What the task requires:
Show all the lines in the data below that include the word "glyph".

(Element data from apps and pages)
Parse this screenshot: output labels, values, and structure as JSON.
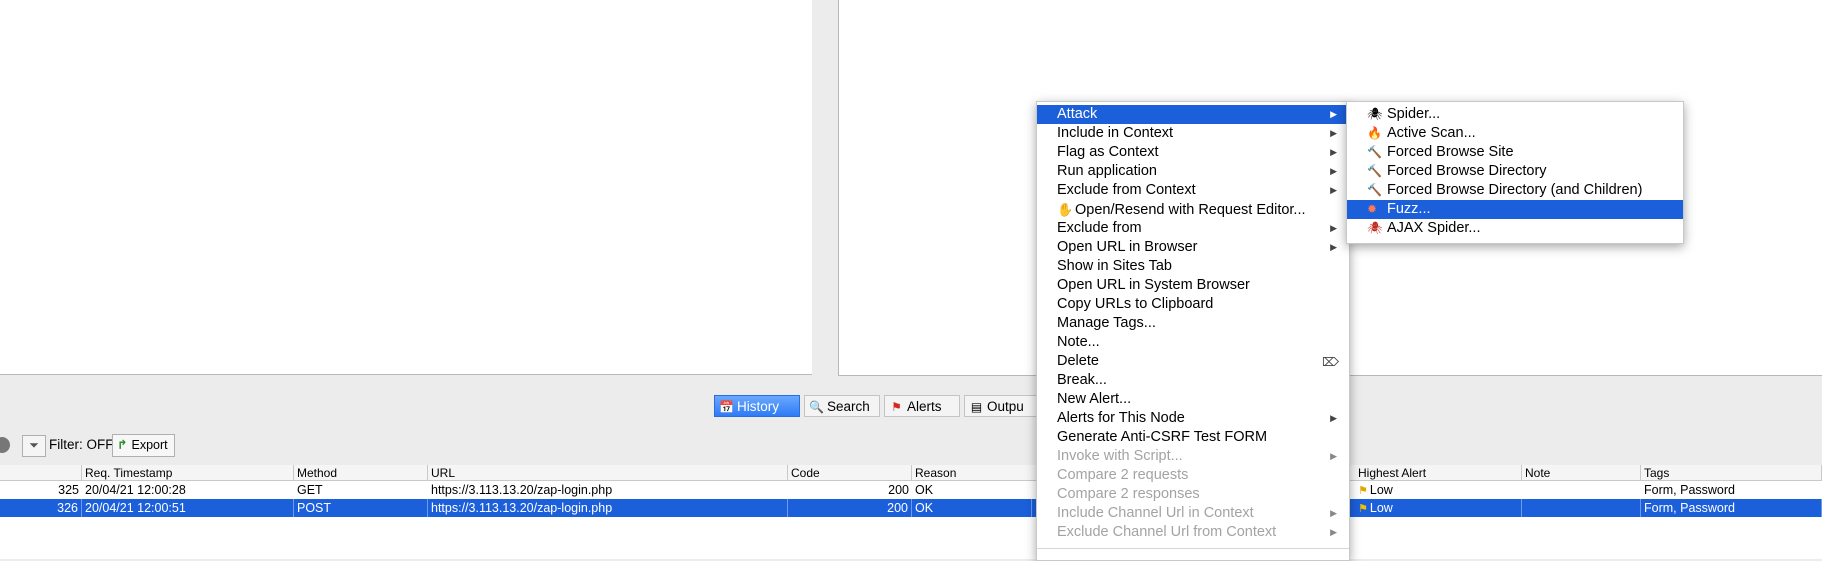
{
  "tabs": [
    {
      "icon": "history-icon",
      "glyph": "📅",
      "label": "History"
    },
    {
      "icon": "search-icon",
      "glyph": "🔍",
      "label": "Search"
    },
    {
      "icon": "alerts-flag-icon",
      "glyph": "⚑",
      "label": "Alerts"
    },
    {
      "icon": "output-icon",
      "glyph": "▤",
      "label": "Outpu"
    }
  ],
  "toolbar": {
    "filter_label": "Filter: OFF",
    "export_label": "Export"
  },
  "table": {
    "headers": [
      "Req. Timestamp",
      "Method",
      "URL",
      "Code",
      "Reason",
      "Highest Alert",
      "Note",
      "Tags"
    ],
    "rows": [
      {
        "id": "325",
        "timestamp": "20/04/21 12:00:28",
        "method": "GET",
        "url": "https://3.113.13.20/zap-login.php",
        "code": "200",
        "reason": "OK",
        "alert": "Low",
        "note": "",
        "tags": "Form, Password"
      },
      {
        "id": "326",
        "timestamp": "20/04/21 12:00:51",
        "method": "POST",
        "url": "https://3.113.13.20/zap-login.php",
        "code": "200",
        "reason": "OK",
        "alert": "Low",
        "note": "",
        "tags": "Form, Password"
      }
    ]
  },
  "context_menu": {
    "items": [
      {
        "label": "Attack",
        "submenu": true,
        "active": true
      },
      {
        "label": "Include in Context",
        "submenu": true
      },
      {
        "label": "Flag as Context",
        "submenu": true
      },
      {
        "label": "Run application",
        "submenu": true
      },
      {
        "label": "Exclude from Context",
        "submenu": true
      },
      {
        "label": "Open/Resend with Request Editor...",
        "icon": "hand-icon"
      },
      {
        "label": "Exclude from",
        "submenu": true
      },
      {
        "label": "Open URL in Browser",
        "submenu": true
      },
      {
        "label": "Show in Sites Tab"
      },
      {
        "label": "Open URL in System Browser"
      },
      {
        "label": "Copy URLs to Clipboard"
      },
      {
        "label": "Manage Tags..."
      },
      {
        "label": "Note..."
      },
      {
        "label": "Delete",
        "icon": "delete-key-icon"
      },
      {
        "label": "Break..."
      },
      {
        "label": "New Alert..."
      },
      {
        "label": "Alerts for This Node",
        "submenu": true
      },
      {
        "label": "Generate Anti-CSRF Test FORM"
      },
      {
        "label": "Invoke with Script...",
        "submenu": true,
        "disabled": true
      },
      {
        "label": "Compare 2 requests",
        "disabled": true
      },
      {
        "label": "Compare 2 responses",
        "disabled": true
      },
      {
        "label": "Include Channel Url in Context",
        "submenu": true,
        "disabled": true
      },
      {
        "label": "Exclude Channel Url from Context",
        "submenu": true,
        "disabled": true
      }
    ]
  },
  "attack_submenu": {
    "items": [
      {
        "label": "Spider...",
        "icon": "spider-icon",
        "glyph": "🕷"
      },
      {
        "label": "Active Scan...",
        "icon": "flame-icon",
        "glyph": "🔥"
      },
      {
        "label": "Forced Browse Site",
        "icon": "hammer-icon",
        "glyph": "🔨"
      },
      {
        "label": "Forced Browse Directory",
        "icon": "hammer-icon",
        "glyph": "🔨"
      },
      {
        "label": "Forced Browse Directory (and Children)",
        "icon": "hammer-icon",
        "glyph": "🔨"
      },
      {
        "label": "Fuzz...",
        "icon": "fuzz-icon",
        "glyph": "✹",
        "active": true
      },
      {
        "label": "AJAX Spider...",
        "icon": "ajax-spider-icon",
        "glyph": "🕷"
      }
    ]
  },
  "colors": {
    "selection": "#1c5fdb",
    "tab_active": "#2f7bf5",
    "disabled_text": "#a3a3a3"
  }
}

Solution below:
      "glyph": "📅",
      "glyph": "🔍",
      "glyph": "⚑",
      "glyph": "▤",
        "glyph": "🕷"
        "glyph": "🔥"
        "glyph": "🔨"
        "glyph": "🔨"
        "glyph": "🔨"
        "glyph": "✹",
        "glyph": "🕷"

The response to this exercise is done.